◆ TASK INPUTS ◆
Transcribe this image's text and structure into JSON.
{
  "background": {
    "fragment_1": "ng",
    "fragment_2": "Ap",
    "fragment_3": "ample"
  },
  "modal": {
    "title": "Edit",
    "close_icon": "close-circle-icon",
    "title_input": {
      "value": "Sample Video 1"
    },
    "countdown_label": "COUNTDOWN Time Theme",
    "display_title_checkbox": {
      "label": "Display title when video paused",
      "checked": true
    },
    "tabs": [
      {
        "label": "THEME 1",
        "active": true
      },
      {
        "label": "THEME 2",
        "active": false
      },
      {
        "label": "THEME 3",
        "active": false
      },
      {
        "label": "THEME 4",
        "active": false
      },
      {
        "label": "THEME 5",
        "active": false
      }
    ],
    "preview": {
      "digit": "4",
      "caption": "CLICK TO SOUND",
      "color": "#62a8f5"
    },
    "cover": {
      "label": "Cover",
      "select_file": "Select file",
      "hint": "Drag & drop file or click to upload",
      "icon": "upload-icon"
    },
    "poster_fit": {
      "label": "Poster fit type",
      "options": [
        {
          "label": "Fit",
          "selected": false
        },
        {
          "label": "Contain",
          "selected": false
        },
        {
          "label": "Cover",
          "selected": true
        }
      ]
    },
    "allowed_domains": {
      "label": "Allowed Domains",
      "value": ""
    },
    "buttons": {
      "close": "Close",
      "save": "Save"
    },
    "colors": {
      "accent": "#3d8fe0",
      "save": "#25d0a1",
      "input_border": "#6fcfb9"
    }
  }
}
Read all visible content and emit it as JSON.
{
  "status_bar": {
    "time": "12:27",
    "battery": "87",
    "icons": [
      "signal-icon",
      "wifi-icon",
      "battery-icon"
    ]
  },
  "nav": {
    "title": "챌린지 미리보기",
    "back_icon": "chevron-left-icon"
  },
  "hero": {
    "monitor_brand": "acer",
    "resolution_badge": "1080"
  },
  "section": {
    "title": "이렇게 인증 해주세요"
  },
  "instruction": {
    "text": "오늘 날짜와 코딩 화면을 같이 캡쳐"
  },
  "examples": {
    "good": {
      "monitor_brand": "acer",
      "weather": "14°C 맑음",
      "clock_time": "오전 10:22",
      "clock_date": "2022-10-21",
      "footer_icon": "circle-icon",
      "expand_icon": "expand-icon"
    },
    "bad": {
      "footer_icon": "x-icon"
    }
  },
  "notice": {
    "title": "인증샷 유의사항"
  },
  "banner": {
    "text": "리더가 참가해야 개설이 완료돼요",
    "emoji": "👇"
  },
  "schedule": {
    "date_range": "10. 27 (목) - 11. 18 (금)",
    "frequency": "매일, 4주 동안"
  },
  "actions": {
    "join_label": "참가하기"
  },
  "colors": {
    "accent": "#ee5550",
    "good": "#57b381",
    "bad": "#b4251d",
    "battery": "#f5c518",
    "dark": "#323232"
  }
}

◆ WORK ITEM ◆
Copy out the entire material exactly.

◆ SOLUTION BELOW ◆
Transcribe this image's text and structure into JSON.
{
  "background": {
    "fragment_1": "ng",
    "fragment_2": "Ap",
    "fragment_3": "ample"
  },
  "modal": {
    "title": "Edit",
    "close_icon": "close-circle-icon",
    "title_input": {
      "value": "Sample Video 1"
    },
    "countdown_label": "COUNTDOWN Time Theme",
    "display_title_checkbox": {
      "label": "Display title when video paused",
      "checked": true
    },
    "tabs": [
      {
        "label": "THEME 1",
        "active": true
      },
      {
        "label": "THEME 2",
        "active": false
      },
      {
        "label": "THEME 3",
        "active": false
      },
      {
        "label": "THEME 4",
        "active": false
      },
      {
        "label": "THEME 5",
        "active": false
      }
    ],
    "preview": {
      "digit": "4",
      "caption": "CLICK TO SOUND",
      "color": "#62a8f5"
    },
    "cover": {
      "label": "Cover",
      "select_file": "Select file",
      "hint": "Drag & drop file or click to upload",
      "icon": "upload-icon"
    },
    "poster_fit": {
      "label": "Poster fit type",
      "options": [
        {
          "label": "Fit",
          "selected": false
        },
        {
          "label": "Contain",
          "selected": false
        },
        {
          "label": "Cover",
          "selected": true
        }
      ]
    },
    "allowed_domains": {
      "label": "Allowed Domains",
      "value": ""
    },
    "buttons": {
      "close": "Close",
      "save": "Save"
    },
    "colors": {
      "accent": "#3d8fe0",
      "save": "#25d0a1",
      "input_border": "#6fcfb9"
    }
  }
}
Read all visible content and emit it as JSON.
{
  "status_bar": {
    "time": "12:27",
    "battery": "87",
    "icons": [
      "signal-icon",
      "wifi-icon",
      "battery-icon"
    ]
  },
  "nav": {
    "title": "챌린지 미리보기",
    "back_icon": "chevron-left-icon"
  },
  "hero": {
    "monitor_brand": "acer",
    "resolution_badge": "1080"
  },
  "section": {
    "title": "이렇게 인증 해주세요"
  },
  "instruction": {
    "text": "오늘 날짜와 코딩 화면을 같이 캡쳐"
  },
  "examples": {
    "good": {
      "monitor_brand": "acer",
      "weather": "14°C 맑음",
      "clock_time": "오전 10:22",
      "clock_date": "2022-10-21",
      "footer_icon": "circle-icon",
      "expand_icon": "expand-icon"
    },
    "bad": {
      "footer_icon": "x-icon"
    }
  },
  "notice": {
    "title": "인증샷 유의사항"
  },
  "banner": {
    "text": "리더가 참가해야 개설이 완료돼요",
    "emoji": "👇"
  },
  "schedule": {
    "date_range": "10. 27 (목) - 11. 18 (금)",
    "frequency": "매일, 4주 동안"
  },
  "actions": {
    "join_label": "참가하기"
  },
  "colors": {
    "accent": "#ee5550",
    "good": "#57b381",
    "bad": "#b4251d",
    "battery": "#f5c518",
    "dark": "#323232"
  }
}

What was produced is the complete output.